ABOUT THIS EXERCISE:
Exactly as written, return all the data, leaving its pictures behind.

START DATA PROVIDED

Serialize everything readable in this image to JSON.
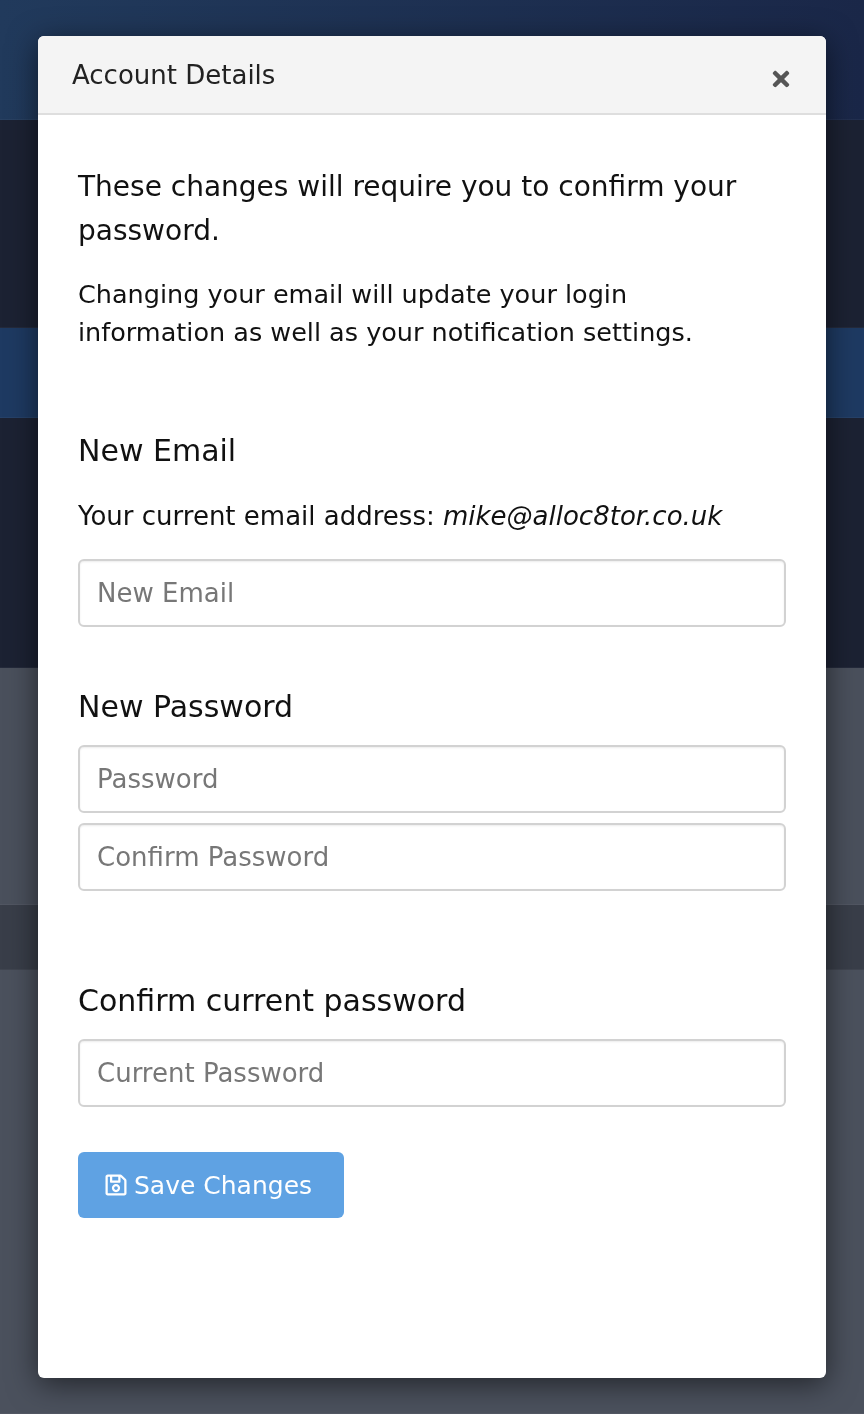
{
  "modal": {
    "title": "Account Details"
  },
  "heading": "These changes will require you to confirm your password.",
  "intro": "Changing your email will update your login information as well as your notification settings.",
  "sections": [
    {
      "heading": "New Email",
      "note": "Your current email address: *mike@alloc8tor.co.uk*",
      "fields": [
        {
          "placeholder": "New Email"
        }
      ]
    },
    {
      "heading": "New Password",
      "fields": [
        {
          "placeholder": "Password"
        },
        {
          "placeholder": "Confirm Password"
        }
      ]
    },
    {
      "heading": "Confirm current password",
      "fields": [
        {
          "placeholder": "Current Password"
        }
      ]
    }
  ],
  "save_button": {
    "label": "Save Changes"
  }
}
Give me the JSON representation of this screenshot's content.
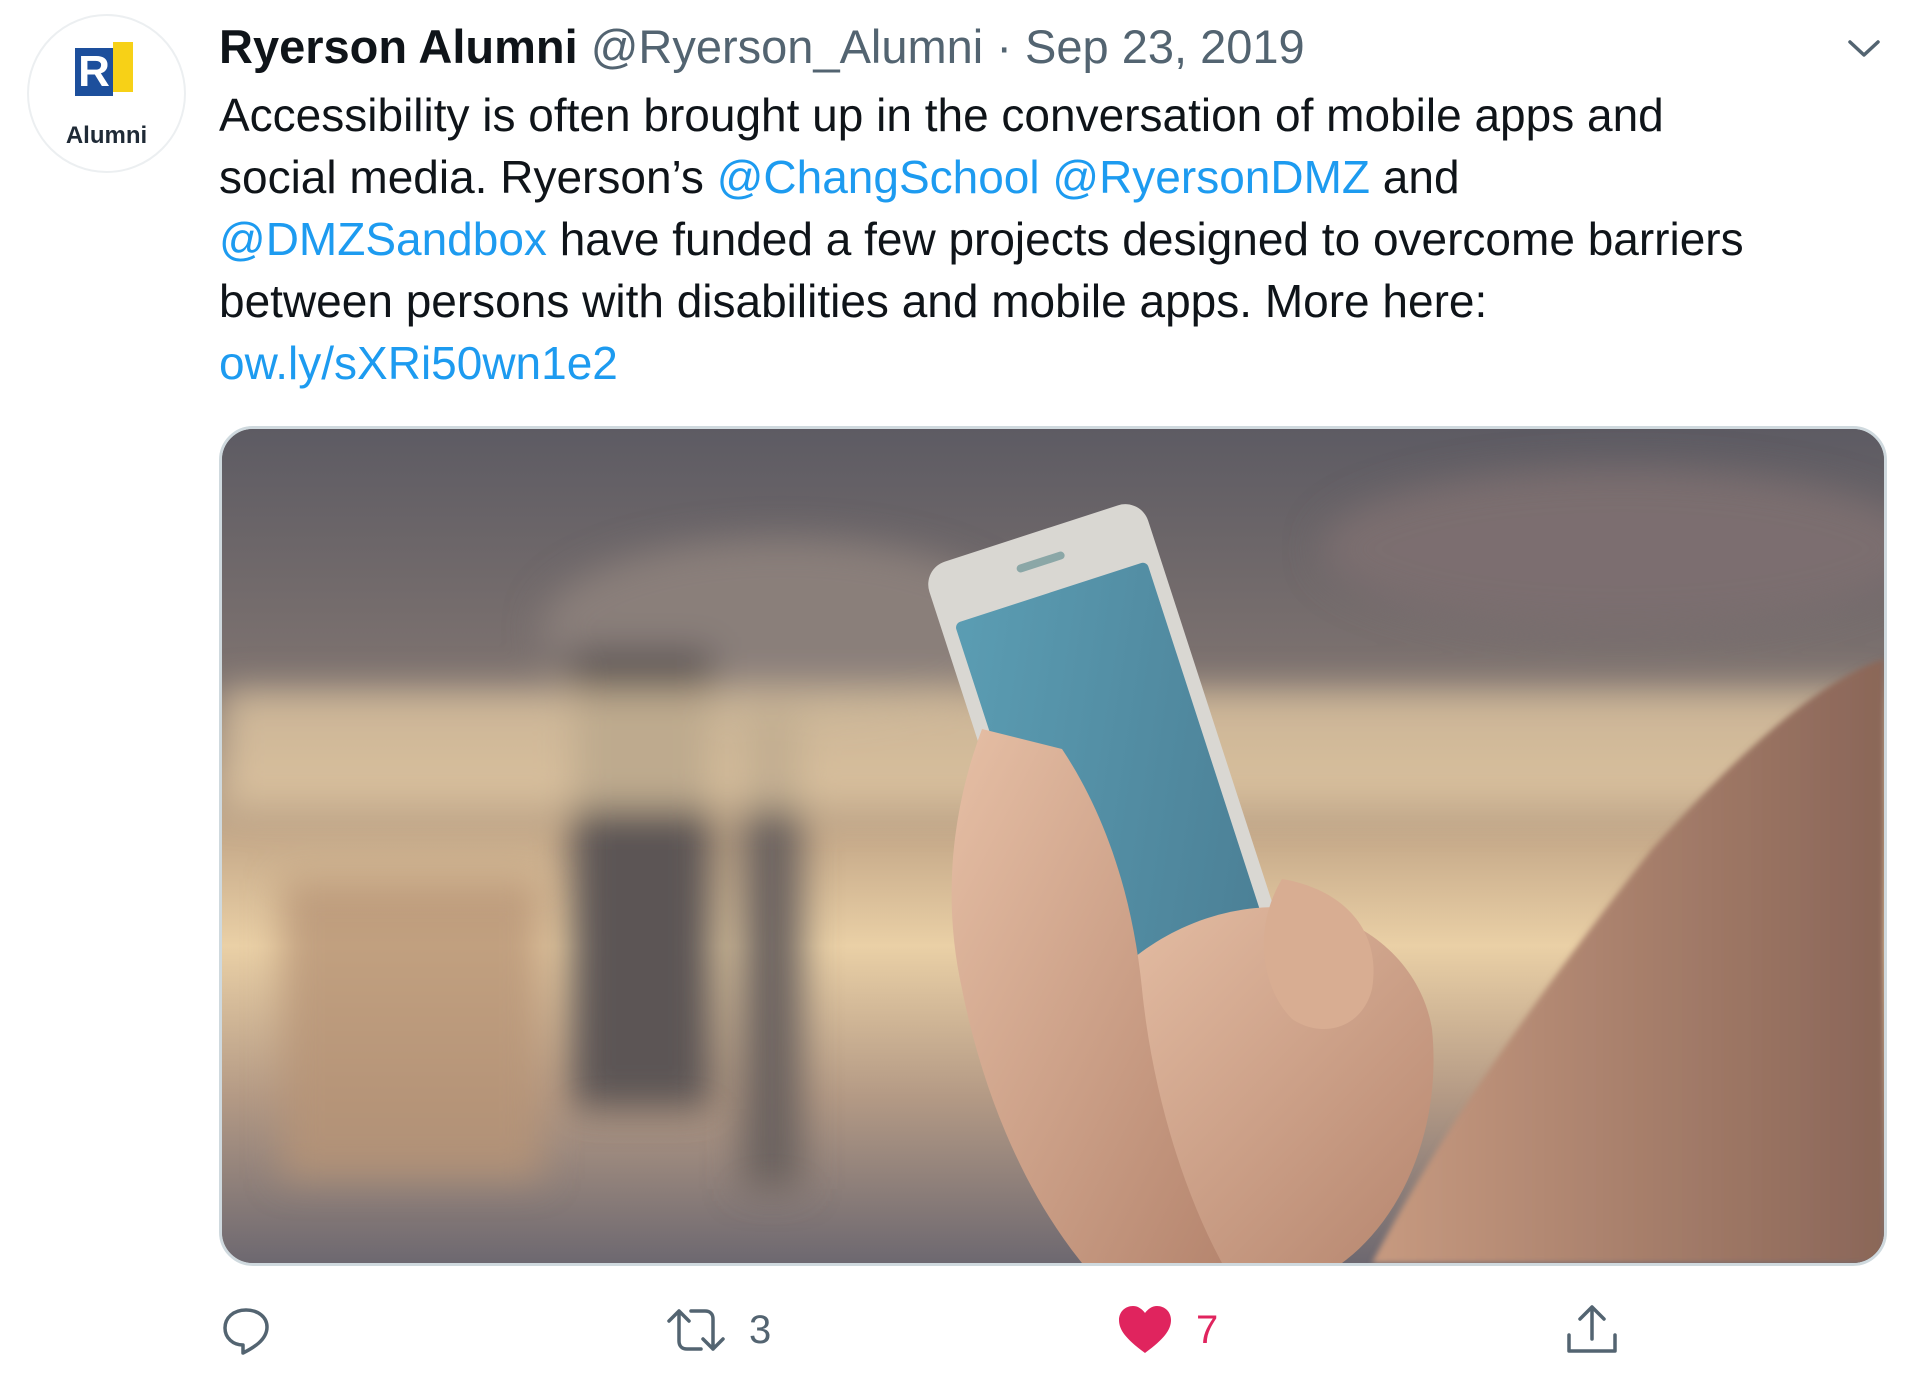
{
  "tweet": {
    "avatar": {
      "logo_letter": "R",
      "logo_text": "Alumni",
      "icon": "ryerson-alumni-logo-icon"
    },
    "author": {
      "name": "Ryerson Alumni",
      "handle": "@Ryerson_Alumni",
      "separator": "·",
      "date": "Sep 23, 2019"
    },
    "text": {
      "line1": "Accessibility is often brought up in the conversation of mobile apps and",
      "line2_a": "social media. Ryerson’s ",
      "mention1": "@ChangSchool",
      "line2_b": " ",
      "mention2": "@RyersonDMZ",
      "line2_c": " and",
      "mention3": "@DMZSandbox",
      "line3_b": " have funded a few projects designed to overcome barriers",
      "line4": "between persons with disabilities and mobile apps. More here:",
      "link": "ow.ly/sXRi50wn1e2"
    },
    "media": {
      "description_icon": "phone-in-hands-photo"
    },
    "actions": {
      "reply": {
        "icon": "reply-bubble-icon",
        "count": ""
      },
      "retweet": {
        "icon": "retweet-icon",
        "count": "3"
      },
      "like": {
        "icon": "heart-filled-icon",
        "count": "7",
        "liked": true
      },
      "share": {
        "icon": "share-upload-icon"
      }
    },
    "more_menu_icon": "chevron-down-icon",
    "colors": {
      "link": "#1d9bf0",
      "muted": "#536471",
      "like": "#e0245e",
      "text": "#0f1419"
    }
  }
}
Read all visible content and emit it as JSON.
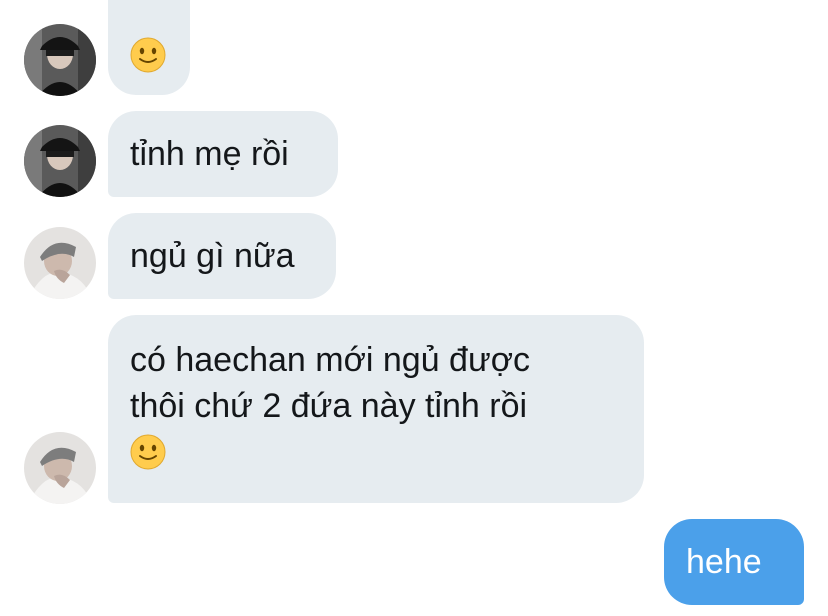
{
  "conversation": {
    "messages": [
      {
        "sender": "other",
        "avatar": "user-a",
        "emoji": "slightly-smiling-face"
      },
      {
        "sender": "other",
        "avatar": "user-a",
        "text": "tỉnh mẹ rồi"
      },
      {
        "sender": "other",
        "avatar": "user-b",
        "text": "ngủ gì nữa"
      },
      {
        "sender": "other",
        "avatar": "user-b",
        "lines": [
          "có haechan mới ngủ được",
          "thôi chứ 2 đứa này tỉnh rồi"
        ],
        "emoji": "slightly-smiling-face"
      },
      {
        "sender": "self",
        "text": "hehe"
      }
    ]
  },
  "colors": {
    "incoming_bubble": "#e6ecf0",
    "outgoing_bubble": "#4ba0ea",
    "text": "#14171a",
    "outgoing_text": "#ffffff"
  }
}
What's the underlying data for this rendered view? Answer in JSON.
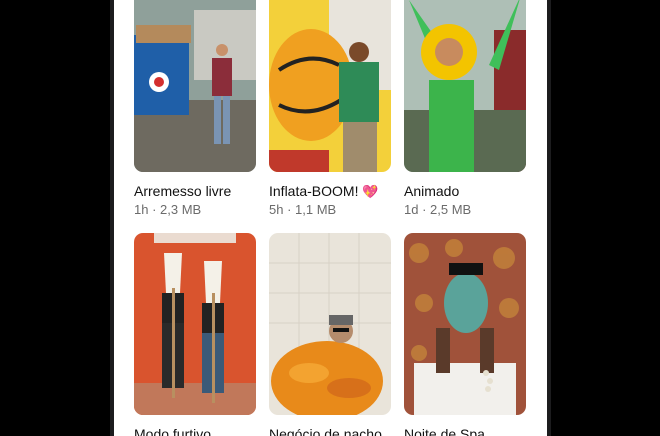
{
  "grid": {
    "items": [
      {
        "title": "Arremesso livre",
        "meta": "1h · 2,3 MB"
      },
      {
        "title": "Inflata-BOOM!",
        "emoji": "💖",
        "meta": "5h · 1,1 MB"
      },
      {
        "title": "Animado",
        "meta": "1d · 2,5 MB"
      },
      {
        "title": "Modo furtivo",
        "meta": ""
      },
      {
        "title": "Negócio de nacho",
        "meta": ""
      },
      {
        "title": "Noite de Spa",
        "meta": ""
      }
    ]
  }
}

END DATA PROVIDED

ANSWER BOX:
Serialize everything readable in this image to JSON.
{
  "modal": {
    "title": "Account Details"
  },
  "heading": "These changes will require you to confirm your password.",
  "intro": "Changing your email will update your login information as well as your notification settings.",
  "sections": [
    {
      "heading": "New Email",
      "note": "Your current email address: *mike@alloc8tor.co.uk*",
      "fields": [
        {
          "placeholder": "New Email"
        }
      ]
    },
    {
      "heading": "New Password",
      "fields": [
        {
          "placeholder": "Password"
        },
        {
          "placeholder": "Confirm Password"
        }
      ]
    },
    {
      "heading": "Confirm current password",
      "fields": [
        {
          "placeholder": "Current Password"
        }
      ]
    }
  ],
  "save_button": {
    "label": "Save Changes"
  }
}
Give me the JSON representation of this screenshot's content.
{
  "tweet": {
    "avatar": {
      "logo_letter": "R",
      "logo_text": "Alumni",
      "icon": "ryerson-alumni-logo-icon"
    },
    "author": {
      "name": "Ryerson Alumni",
      "handle": "@Ryerson_Alumni",
      "separator": "·",
      "date": "Sep 23, 2019"
    },
    "text": {
      "line1": "Accessibility is often brought up in the conversation of mobile apps and",
      "line2_a": "social media. Ryerson’s ",
      "mention1": "@ChangSchool",
      "line2_b": " ",
      "mention2": "@RyersonDMZ",
      "line2_c": " and",
      "mention3": "@DMZSandbox",
      "line3_b": " have funded a few projects designed to overcome barriers",
      "line4": "between persons with disabilities and mobile apps. More here:",
      "link": "ow.ly/sXRi50wn1e2"
    },
    "media": {
      "description_icon": "phone-in-hands-photo"
    },
    "actions": {
      "reply": {
        "icon": "reply-bubble-icon",
        "count": ""
      },
      "retweet": {
        "icon": "retweet-icon",
        "count": "3"
      },
      "like": {
        "icon": "heart-filled-icon",
        "count": "7",
        "liked": true
      },
      "share": {
        "icon": "share-upload-icon"
      }
    },
    "more_menu_icon": "chevron-down-icon",
    "colors": {
      "link": "#1d9bf0",
      "muted": "#536471",
      "like": "#e0245e",
      "text": "#0f1419"
    }
  }
}
Read all visible content and emit it as JSON.
{
  "conversation": {
    "messages": [
      {
        "sender": "other",
        "avatar": "user-a",
        "emoji": "slightly-smiling-face"
      },
      {
        "sender": "other",
        "avatar": "user-a",
        "text": "tỉnh mẹ rồi"
      },
      {
        "sender": "other",
        "avatar": "user-b",
        "text": "ngủ gì nữa"
      },
      {
        "sender": "other",
        "avatar": "user-b",
        "lines": [
          "có haechan mới ngủ được",
          "thôi chứ 2 đứa này tỉnh rồi"
        ],
        "emoji": "slightly-smiling-face"
      },
      {
        "sender": "self",
        "text": "hehe"
      }
    ]
  },
  "colors": {
    "incoming_bubble": "#e6ecf0",
    "outgoing_bubble": "#4ba0ea",
    "text": "#14171a",
    "outgoing_text": "#ffffff"
  }
}
What's the underlying data for this rendered view? Answer in JSON.
{
  "grid": {
    "items": [
      {
        "title": "Arremesso livre",
        "meta": "1h · 2,3 MB"
      },
      {
        "title": "Inflata-BOOM!",
        "emoji": "💖",
        "meta": "5h · 1,1 MB"
      },
      {
        "title": "Animado",
        "meta": "1d · 2,5 MB"
      },
      {
        "title": "Modo furtivo",
        "meta": ""
      },
      {
        "title": "Negócio de nacho",
        "meta": ""
      },
      {
        "title": "Noite de Spa",
        "meta": ""
      }
    ]
  }
}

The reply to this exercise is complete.